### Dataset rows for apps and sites
↓

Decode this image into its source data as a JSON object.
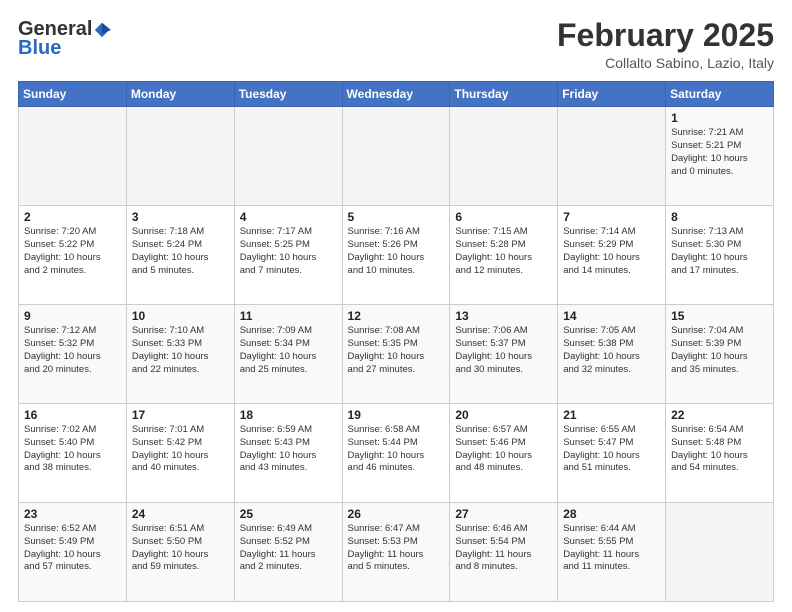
{
  "header": {
    "logo_general": "General",
    "logo_blue": "Blue",
    "month_title": "February 2025",
    "location": "Collalto Sabino, Lazio, Italy"
  },
  "days_of_week": [
    "Sunday",
    "Monday",
    "Tuesday",
    "Wednesday",
    "Thursday",
    "Friday",
    "Saturday"
  ],
  "weeks": [
    [
      {
        "day": "",
        "info": ""
      },
      {
        "day": "",
        "info": ""
      },
      {
        "day": "",
        "info": ""
      },
      {
        "day": "",
        "info": ""
      },
      {
        "day": "",
        "info": ""
      },
      {
        "day": "",
        "info": ""
      },
      {
        "day": "1",
        "info": "Sunrise: 7:21 AM\nSunset: 5:21 PM\nDaylight: 10 hours\nand 0 minutes."
      }
    ],
    [
      {
        "day": "2",
        "info": "Sunrise: 7:20 AM\nSunset: 5:22 PM\nDaylight: 10 hours\nand 2 minutes."
      },
      {
        "day": "3",
        "info": "Sunrise: 7:18 AM\nSunset: 5:24 PM\nDaylight: 10 hours\nand 5 minutes."
      },
      {
        "day": "4",
        "info": "Sunrise: 7:17 AM\nSunset: 5:25 PM\nDaylight: 10 hours\nand 7 minutes."
      },
      {
        "day": "5",
        "info": "Sunrise: 7:16 AM\nSunset: 5:26 PM\nDaylight: 10 hours\nand 10 minutes."
      },
      {
        "day": "6",
        "info": "Sunrise: 7:15 AM\nSunset: 5:28 PM\nDaylight: 10 hours\nand 12 minutes."
      },
      {
        "day": "7",
        "info": "Sunrise: 7:14 AM\nSunset: 5:29 PM\nDaylight: 10 hours\nand 14 minutes."
      },
      {
        "day": "8",
        "info": "Sunrise: 7:13 AM\nSunset: 5:30 PM\nDaylight: 10 hours\nand 17 minutes."
      }
    ],
    [
      {
        "day": "9",
        "info": "Sunrise: 7:12 AM\nSunset: 5:32 PM\nDaylight: 10 hours\nand 20 minutes."
      },
      {
        "day": "10",
        "info": "Sunrise: 7:10 AM\nSunset: 5:33 PM\nDaylight: 10 hours\nand 22 minutes."
      },
      {
        "day": "11",
        "info": "Sunrise: 7:09 AM\nSunset: 5:34 PM\nDaylight: 10 hours\nand 25 minutes."
      },
      {
        "day": "12",
        "info": "Sunrise: 7:08 AM\nSunset: 5:35 PM\nDaylight: 10 hours\nand 27 minutes."
      },
      {
        "day": "13",
        "info": "Sunrise: 7:06 AM\nSunset: 5:37 PM\nDaylight: 10 hours\nand 30 minutes."
      },
      {
        "day": "14",
        "info": "Sunrise: 7:05 AM\nSunset: 5:38 PM\nDaylight: 10 hours\nand 32 minutes."
      },
      {
        "day": "15",
        "info": "Sunrise: 7:04 AM\nSunset: 5:39 PM\nDaylight: 10 hours\nand 35 minutes."
      }
    ],
    [
      {
        "day": "16",
        "info": "Sunrise: 7:02 AM\nSunset: 5:40 PM\nDaylight: 10 hours\nand 38 minutes."
      },
      {
        "day": "17",
        "info": "Sunrise: 7:01 AM\nSunset: 5:42 PM\nDaylight: 10 hours\nand 40 minutes."
      },
      {
        "day": "18",
        "info": "Sunrise: 6:59 AM\nSunset: 5:43 PM\nDaylight: 10 hours\nand 43 minutes."
      },
      {
        "day": "19",
        "info": "Sunrise: 6:58 AM\nSunset: 5:44 PM\nDaylight: 10 hours\nand 46 minutes."
      },
      {
        "day": "20",
        "info": "Sunrise: 6:57 AM\nSunset: 5:46 PM\nDaylight: 10 hours\nand 48 minutes."
      },
      {
        "day": "21",
        "info": "Sunrise: 6:55 AM\nSunset: 5:47 PM\nDaylight: 10 hours\nand 51 minutes."
      },
      {
        "day": "22",
        "info": "Sunrise: 6:54 AM\nSunset: 5:48 PM\nDaylight: 10 hours\nand 54 minutes."
      }
    ],
    [
      {
        "day": "23",
        "info": "Sunrise: 6:52 AM\nSunset: 5:49 PM\nDaylight: 10 hours\nand 57 minutes."
      },
      {
        "day": "24",
        "info": "Sunrise: 6:51 AM\nSunset: 5:50 PM\nDaylight: 10 hours\nand 59 minutes."
      },
      {
        "day": "25",
        "info": "Sunrise: 6:49 AM\nSunset: 5:52 PM\nDaylight: 11 hours\nand 2 minutes."
      },
      {
        "day": "26",
        "info": "Sunrise: 6:47 AM\nSunset: 5:53 PM\nDaylight: 11 hours\nand 5 minutes."
      },
      {
        "day": "27",
        "info": "Sunrise: 6:46 AM\nSunset: 5:54 PM\nDaylight: 11 hours\nand 8 minutes."
      },
      {
        "day": "28",
        "info": "Sunrise: 6:44 AM\nSunset: 5:55 PM\nDaylight: 11 hours\nand 11 minutes."
      },
      {
        "day": "",
        "info": ""
      }
    ]
  ]
}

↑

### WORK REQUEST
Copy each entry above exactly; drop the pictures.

### ANSWER SPACE
Decode this image into its source data as a JSON object.
{
  "header": {
    "logo_general": "General",
    "logo_blue": "Blue",
    "month_title": "February 2025",
    "location": "Collalto Sabino, Lazio, Italy"
  },
  "days_of_week": [
    "Sunday",
    "Monday",
    "Tuesday",
    "Wednesday",
    "Thursday",
    "Friday",
    "Saturday"
  ],
  "weeks": [
    [
      {
        "day": "",
        "info": ""
      },
      {
        "day": "",
        "info": ""
      },
      {
        "day": "",
        "info": ""
      },
      {
        "day": "",
        "info": ""
      },
      {
        "day": "",
        "info": ""
      },
      {
        "day": "",
        "info": ""
      },
      {
        "day": "1",
        "info": "Sunrise: 7:21 AM\nSunset: 5:21 PM\nDaylight: 10 hours\nand 0 minutes."
      }
    ],
    [
      {
        "day": "2",
        "info": "Sunrise: 7:20 AM\nSunset: 5:22 PM\nDaylight: 10 hours\nand 2 minutes."
      },
      {
        "day": "3",
        "info": "Sunrise: 7:18 AM\nSunset: 5:24 PM\nDaylight: 10 hours\nand 5 minutes."
      },
      {
        "day": "4",
        "info": "Sunrise: 7:17 AM\nSunset: 5:25 PM\nDaylight: 10 hours\nand 7 minutes."
      },
      {
        "day": "5",
        "info": "Sunrise: 7:16 AM\nSunset: 5:26 PM\nDaylight: 10 hours\nand 10 minutes."
      },
      {
        "day": "6",
        "info": "Sunrise: 7:15 AM\nSunset: 5:28 PM\nDaylight: 10 hours\nand 12 minutes."
      },
      {
        "day": "7",
        "info": "Sunrise: 7:14 AM\nSunset: 5:29 PM\nDaylight: 10 hours\nand 14 minutes."
      },
      {
        "day": "8",
        "info": "Sunrise: 7:13 AM\nSunset: 5:30 PM\nDaylight: 10 hours\nand 17 minutes."
      }
    ],
    [
      {
        "day": "9",
        "info": "Sunrise: 7:12 AM\nSunset: 5:32 PM\nDaylight: 10 hours\nand 20 minutes."
      },
      {
        "day": "10",
        "info": "Sunrise: 7:10 AM\nSunset: 5:33 PM\nDaylight: 10 hours\nand 22 minutes."
      },
      {
        "day": "11",
        "info": "Sunrise: 7:09 AM\nSunset: 5:34 PM\nDaylight: 10 hours\nand 25 minutes."
      },
      {
        "day": "12",
        "info": "Sunrise: 7:08 AM\nSunset: 5:35 PM\nDaylight: 10 hours\nand 27 minutes."
      },
      {
        "day": "13",
        "info": "Sunrise: 7:06 AM\nSunset: 5:37 PM\nDaylight: 10 hours\nand 30 minutes."
      },
      {
        "day": "14",
        "info": "Sunrise: 7:05 AM\nSunset: 5:38 PM\nDaylight: 10 hours\nand 32 minutes."
      },
      {
        "day": "15",
        "info": "Sunrise: 7:04 AM\nSunset: 5:39 PM\nDaylight: 10 hours\nand 35 minutes."
      }
    ],
    [
      {
        "day": "16",
        "info": "Sunrise: 7:02 AM\nSunset: 5:40 PM\nDaylight: 10 hours\nand 38 minutes."
      },
      {
        "day": "17",
        "info": "Sunrise: 7:01 AM\nSunset: 5:42 PM\nDaylight: 10 hours\nand 40 minutes."
      },
      {
        "day": "18",
        "info": "Sunrise: 6:59 AM\nSunset: 5:43 PM\nDaylight: 10 hours\nand 43 minutes."
      },
      {
        "day": "19",
        "info": "Sunrise: 6:58 AM\nSunset: 5:44 PM\nDaylight: 10 hours\nand 46 minutes."
      },
      {
        "day": "20",
        "info": "Sunrise: 6:57 AM\nSunset: 5:46 PM\nDaylight: 10 hours\nand 48 minutes."
      },
      {
        "day": "21",
        "info": "Sunrise: 6:55 AM\nSunset: 5:47 PM\nDaylight: 10 hours\nand 51 minutes."
      },
      {
        "day": "22",
        "info": "Sunrise: 6:54 AM\nSunset: 5:48 PM\nDaylight: 10 hours\nand 54 minutes."
      }
    ],
    [
      {
        "day": "23",
        "info": "Sunrise: 6:52 AM\nSunset: 5:49 PM\nDaylight: 10 hours\nand 57 minutes."
      },
      {
        "day": "24",
        "info": "Sunrise: 6:51 AM\nSunset: 5:50 PM\nDaylight: 10 hours\nand 59 minutes."
      },
      {
        "day": "25",
        "info": "Sunrise: 6:49 AM\nSunset: 5:52 PM\nDaylight: 11 hours\nand 2 minutes."
      },
      {
        "day": "26",
        "info": "Sunrise: 6:47 AM\nSunset: 5:53 PM\nDaylight: 11 hours\nand 5 minutes."
      },
      {
        "day": "27",
        "info": "Sunrise: 6:46 AM\nSunset: 5:54 PM\nDaylight: 11 hours\nand 8 minutes."
      },
      {
        "day": "28",
        "info": "Sunrise: 6:44 AM\nSunset: 5:55 PM\nDaylight: 11 hours\nand 11 minutes."
      },
      {
        "day": "",
        "info": ""
      }
    ]
  ]
}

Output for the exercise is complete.